MV: Yes, lots of it, clean every week.  Then we used to have our bath in a tub by the fire.


ET: Mother did wash and Dad did wipe!


MV: And dry all our hair.  We had long hair, all of us girls, a lot of long hair.


ET: We never had it cut until late years.


AH: How often did you have a bath then in your time?


MV: Every week.


ET: Saturday nights.


MV: It was always Saturdays like for have it clean for Sunday.


AH: So Sunday you put on your best clothes?


MV: Yes.


AH: Did you wear them all day?


ET: Yes because we had to go to Sunday School in, just after lunch and then chapel at night with Dad and mother.  So we had ...but mind there was a finger held up if we got any dirt or any spots or anything on them, and it was only for Dad’s finger to come up, that did all the reprimanding there was to be done!


AH: He was strict with you, was he?


ET: Well, kind.


MV: He was kind but he had to be firm, didn’t he, because it was so many of us, and he used to wear a buckle, a belt with a buckle here.


ET: A brass buckle.


MV: Yeah, and if the finger didn’t do, it was only for him to go like that but he didn’t take it off or use it but, you know, you, you knew what that meant really.


AH: He just touched the buckle then?


MV: Yes.


ET: If you don’t behave you’ll have the strap, but I never had it.


AH: How big was your cottage?  I mean how did you manage to sleep?


ET: Oh, we only had two bedrooms but two beds in one room and two beds in another room.


MV: And of course when the boys were any age they ...Simon went over the, with Uncle Henry, didn’t he?


ET: Across the way, yeah.


MV: Just across the little, you know, just across the field and Tom, he went somewhere else.


ET: Down in Mr Hembrey’s.


MV: Oh yes, but they were out, you know, well they were out, sleeping out, when we got any age.


AH: So who slept in the same room as your parents then?


ET: The younger two.


MV: Only the baby in a cot, which was the baby.


AH: So there were several of you in a bed together?


ET: Three.


MV: Three, yes.


ET: Three in one bed, two in another very often.


AH: And what kind of, um, hearth did your mother have?


ET: Hearth?  Well...


MV: Kind of on the...


ET: What, the hearth?


MV: ...and she used to make lovely cakes; she had an oven.  What was it, about...


ET: Only a square.


MV: ...square, wasn’t it, and she used to have a round ring on...
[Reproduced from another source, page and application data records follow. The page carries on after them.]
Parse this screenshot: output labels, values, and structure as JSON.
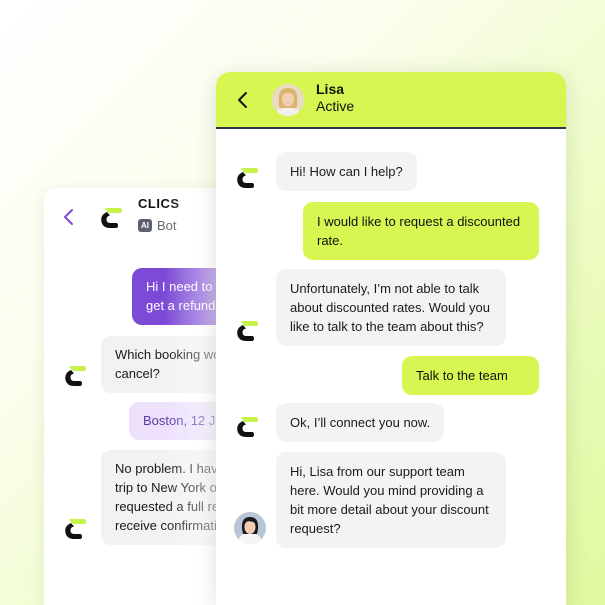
{
  "colors": {
    "accent": "#d8f651",
    "bot_purple": "#7c4ad6",
    "lavender": "#ece0fb",
    "bubble_grey": "#f3f3f4",
    "logo_lime": "#c6f24a",
    "logo_black": "#111111"
  },
  "icons": {
    "back": "chevron-left-icon",
    "logo": "clics-logo-icon",
    "ai": "ai-badge-icon"
  },
  "bot_window": {
    "brand": "CLICS",
    "ai_badge": "AI",
    "role": "Bot",
    "messages": {
      "m1": "Hi I need to c",
      "m1b": "get a refund",
      "m2": "Which booking wo",
      "m2b": "cancel?",
      "m3": "Boston, 12 Ja",
      "m4": "No problem. I hav",
      "m4b": "trip to New York o",
      "m4c": "requested a full re",
      "m4d": "receive confirmati"
    }
  },
  "agent_window": {
    "name": "Lisa",
    "status": "Active",
    "messages": {
      "m1": "Hi! How can I help?",
      "m2a": "I would like to request a discounted",
      "m2b": "rate.",
      "m3a": "Unfortunately, I’m not able to talk",
      "m3b": "about discounted rates. Would you",
      "m3c": "like to talk to the team about this?",
      "m4": "Talk to the team",
      "m5": "Ok, I’ll connect you now.",
      "m6a": "Hi, Lisa from our support team",
      "m6b": "here. Would you mind providing a",
      "m6c": "bit more detail about your discount",
      "m6d": "request?"
    }
  }
}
ET: On three legs.

Copyright Information
Copyright. This recording was made by Mary Gryspeerdt in 1990. For access to full interview please contact the Somerset Heritage Centre.